====== Exercise materials

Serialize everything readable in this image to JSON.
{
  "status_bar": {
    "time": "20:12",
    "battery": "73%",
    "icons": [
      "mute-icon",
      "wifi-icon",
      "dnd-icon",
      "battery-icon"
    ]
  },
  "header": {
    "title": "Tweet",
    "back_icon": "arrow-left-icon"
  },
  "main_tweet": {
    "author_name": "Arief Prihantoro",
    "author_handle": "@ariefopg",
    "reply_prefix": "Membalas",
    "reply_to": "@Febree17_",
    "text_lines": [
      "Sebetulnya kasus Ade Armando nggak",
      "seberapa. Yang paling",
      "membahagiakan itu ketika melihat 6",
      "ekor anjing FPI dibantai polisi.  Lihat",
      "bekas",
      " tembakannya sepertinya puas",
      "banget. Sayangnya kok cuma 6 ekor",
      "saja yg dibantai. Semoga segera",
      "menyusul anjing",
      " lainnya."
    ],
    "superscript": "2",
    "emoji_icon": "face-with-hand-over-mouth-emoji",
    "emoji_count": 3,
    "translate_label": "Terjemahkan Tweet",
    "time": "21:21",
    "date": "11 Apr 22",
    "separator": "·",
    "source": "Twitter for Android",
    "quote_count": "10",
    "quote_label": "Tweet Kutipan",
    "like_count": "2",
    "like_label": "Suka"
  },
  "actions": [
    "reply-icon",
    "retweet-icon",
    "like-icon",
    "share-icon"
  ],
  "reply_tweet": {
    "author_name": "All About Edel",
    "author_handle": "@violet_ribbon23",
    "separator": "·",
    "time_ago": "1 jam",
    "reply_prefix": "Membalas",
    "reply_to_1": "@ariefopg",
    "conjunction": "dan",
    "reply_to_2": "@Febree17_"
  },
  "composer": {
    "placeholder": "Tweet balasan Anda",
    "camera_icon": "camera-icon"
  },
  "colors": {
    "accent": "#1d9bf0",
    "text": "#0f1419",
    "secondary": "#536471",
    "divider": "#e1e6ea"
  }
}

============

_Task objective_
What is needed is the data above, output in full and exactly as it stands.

_Solution for this problem_
Serialize everything readable in this image to JSON.
{
  "status_bar": {
    "time": "20:12",
    "battery": "73%",
    "icons": [
      "mute-icon",
      "wifi-icon",
      "dnd-icon",
      "battery-icon"
    ]
  },
  "header": {
    "title": "Tweet",
    "back_icon": "arrow-left-icon"
  },
  "main_tweet": {
    "author_name": "Arief Prihantoro",
    "author_handle": "@ariefopg",
    "reply_prefix": "Membalas",
    "reply_to": "@Febree17_",
    "text_lines": [
      "Sebetulnya kasus Ade Armando nggak",
      "seberapa. Yang paling",
      "membahagiakan itu ketika melihat 6",
      "ekor anjing FPI dibantai polisi.  Lihat",
      "bekas",
      " tembakannya sepertinya puas",
      "banget. Sayangnya kok cuma 6 ekor",
      "saja yg dibantai. Semoga segera",
      "menyusul anjing",
      " lainnya."
    ],
    "superscript": "2",
    "emoji_icon": "face-with-hand-over-mouth-emoji",
    "emoji_count": 3,
    "translate_label": "Terjemahkan Tweet",
    "time": "21:21",
    "date": "11 Apr 22",
    "separator": "·",
    "source": "Twitter for Android",
    "quote_count": "10",
    "quote_label": "Tweet Kutipan",
    "like_count": "2",
    "like_label": "Suka"
  },
  "actions": [
    "reply-icon",
    "retweet-icon",
    "like-icon",
    "share-icon"
  ],
  "reply_tweet": {
    "author_name": "All About Edel",
    "author_handle": "@violet_ribbon23",
    "separator": "·",
    "time_ago": "1 jam",
    "reply_prefix": "Membalas",
    "reply_to_1": "@ariefopg",
    "conjunction": "dan",
    "reply_to_2": "@Febree17_"
  },
  "composer": {
    "placeholder": "Tweet balasan Anda",
    "camera_icon": "camera-icon"
  },
  "colors": {
    "accent": "#1d9bf0",
    "text": "#0f1419",
    "secondary": "#536471",
    "divider": "#e1e6ea"
  }
}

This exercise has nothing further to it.